Before it was modified, the Dunkel text made U.S. programs uniquely exposed to the uncertainties of countervailing duty actions by our trading partners. This situation led to an urgent call to renegotiate the R&D language of the subsidies agreement to provide greater protection for our investments in American industry that have long had bipartisan support. Fortunately, with Ambassador Kantor's able leadership and unflinching energy we were successful in renegotiating the R&D provisions.
As a result of these efforts, the final text fully protects the U.S. investment in fundamental research. Industrial research, planned with the idea of some commercial application down the road, may receive as much as 75 percent government support without challenge. Pre-competitive development activity, up to development of the first non-commercial prototype, can be funded with equal shares from government and industry. The definitions for these different stages of R&D activity are drawn from the private sector Industrial Research Institute, and reflect real industrial practice.
Without these efforts, a number of major U.S. programs that have long had strong support on both sides of the aisle would have been actionable. Now, they are eligible for "green light" treatment. These programs include:
-- The world-class biomedical research at the National Institutes of Health that has enabled the development of commercial pharmaceutical and biotechnology products;
-- Aeronautical and space research in NASA (dating back to 1915 for aeronautics);
-- SEMATECH, the six year old government-industry consortium to improve semiconductor manufacturing technology which has been credited with restoring the competitive edge of the U.S. semiconductor industry and strengthening the semiconductor equipment industry;
-- The Technology Reinvestment Program, a cornerstone of our defense conversion program, which supports the development and commercialization of dual-use technologies;

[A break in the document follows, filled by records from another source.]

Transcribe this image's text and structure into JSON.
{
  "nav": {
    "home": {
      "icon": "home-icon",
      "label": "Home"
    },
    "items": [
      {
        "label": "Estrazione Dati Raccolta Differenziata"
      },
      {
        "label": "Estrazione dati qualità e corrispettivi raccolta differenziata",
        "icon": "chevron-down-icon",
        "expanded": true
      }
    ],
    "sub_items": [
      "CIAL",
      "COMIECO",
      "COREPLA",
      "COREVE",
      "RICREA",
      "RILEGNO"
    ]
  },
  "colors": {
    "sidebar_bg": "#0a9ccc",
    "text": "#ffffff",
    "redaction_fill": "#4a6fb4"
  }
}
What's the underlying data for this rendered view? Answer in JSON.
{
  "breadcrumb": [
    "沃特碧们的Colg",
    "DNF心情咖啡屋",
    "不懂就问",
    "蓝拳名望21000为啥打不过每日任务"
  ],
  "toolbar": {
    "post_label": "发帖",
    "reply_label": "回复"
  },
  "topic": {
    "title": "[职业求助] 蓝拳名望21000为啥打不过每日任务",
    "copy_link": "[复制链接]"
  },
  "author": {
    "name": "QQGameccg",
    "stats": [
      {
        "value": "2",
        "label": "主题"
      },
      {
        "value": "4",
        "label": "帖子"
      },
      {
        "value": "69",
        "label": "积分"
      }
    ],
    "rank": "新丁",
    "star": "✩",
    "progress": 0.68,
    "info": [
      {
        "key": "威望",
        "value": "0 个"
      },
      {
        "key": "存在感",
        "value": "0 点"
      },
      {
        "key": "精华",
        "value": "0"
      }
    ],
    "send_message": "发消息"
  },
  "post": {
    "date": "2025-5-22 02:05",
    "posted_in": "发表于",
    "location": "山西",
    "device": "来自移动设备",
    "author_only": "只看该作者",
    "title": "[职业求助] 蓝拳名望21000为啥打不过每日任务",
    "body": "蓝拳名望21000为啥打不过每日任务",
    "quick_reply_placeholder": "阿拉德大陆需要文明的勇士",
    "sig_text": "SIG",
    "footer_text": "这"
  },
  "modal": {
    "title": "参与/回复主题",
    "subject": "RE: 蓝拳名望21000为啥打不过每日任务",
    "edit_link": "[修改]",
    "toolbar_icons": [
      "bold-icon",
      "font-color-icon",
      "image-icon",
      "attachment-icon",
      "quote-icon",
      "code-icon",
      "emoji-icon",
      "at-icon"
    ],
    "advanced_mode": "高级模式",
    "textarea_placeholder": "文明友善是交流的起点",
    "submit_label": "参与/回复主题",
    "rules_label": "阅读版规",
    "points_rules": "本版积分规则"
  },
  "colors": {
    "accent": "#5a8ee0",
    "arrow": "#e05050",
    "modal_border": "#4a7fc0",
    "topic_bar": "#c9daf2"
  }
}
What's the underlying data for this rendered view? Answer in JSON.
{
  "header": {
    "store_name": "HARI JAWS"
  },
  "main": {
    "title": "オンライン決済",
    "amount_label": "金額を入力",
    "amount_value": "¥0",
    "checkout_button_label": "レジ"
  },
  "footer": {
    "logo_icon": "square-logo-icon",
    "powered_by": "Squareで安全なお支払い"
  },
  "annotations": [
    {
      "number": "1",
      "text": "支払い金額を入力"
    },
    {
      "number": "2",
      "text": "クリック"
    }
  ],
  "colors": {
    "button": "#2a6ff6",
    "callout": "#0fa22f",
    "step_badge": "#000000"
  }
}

-- The Commerce Department's Advanced Technology Program which supports the development of high-risk, but potentially high-payoff civilian technologies;
-- The thousands of Cooperative Research and Development Agreements (CRADA's) that industry has signed with our federal laboratories to develop new competitive technologies.
Finally, the Partnership for a New Generation of Automobiles would also have been actionable under the Dunkel text. This public-private partnership is intended to
-- improve manufacturing techniques to make it easier to get new product ideas into the marketplace more quickly;
-- help develop technologies that can lead to near-term improvements in automotive efficiency, safety, emissions; and
-- support research that could lead to production prototypes of vehicles capable of up to three times greater fuel efficiency with no other changes in consumer amenities.
I hope you will agree with me that the new Uruguay Round subsidies agreement is good for American industry, and good for America's competitiveness. It protects the R&D investments that are the bread and butter of our technology policy, but tightens the GATT discipline on export and production subsidies that many other countries typically grant. Our ability to work cooperatively with industry in developing the technologies our country needs into the next century has been preserved.
Thank you again for this opportunity to address the Subcommittee on this important subject. I look forward to your questions.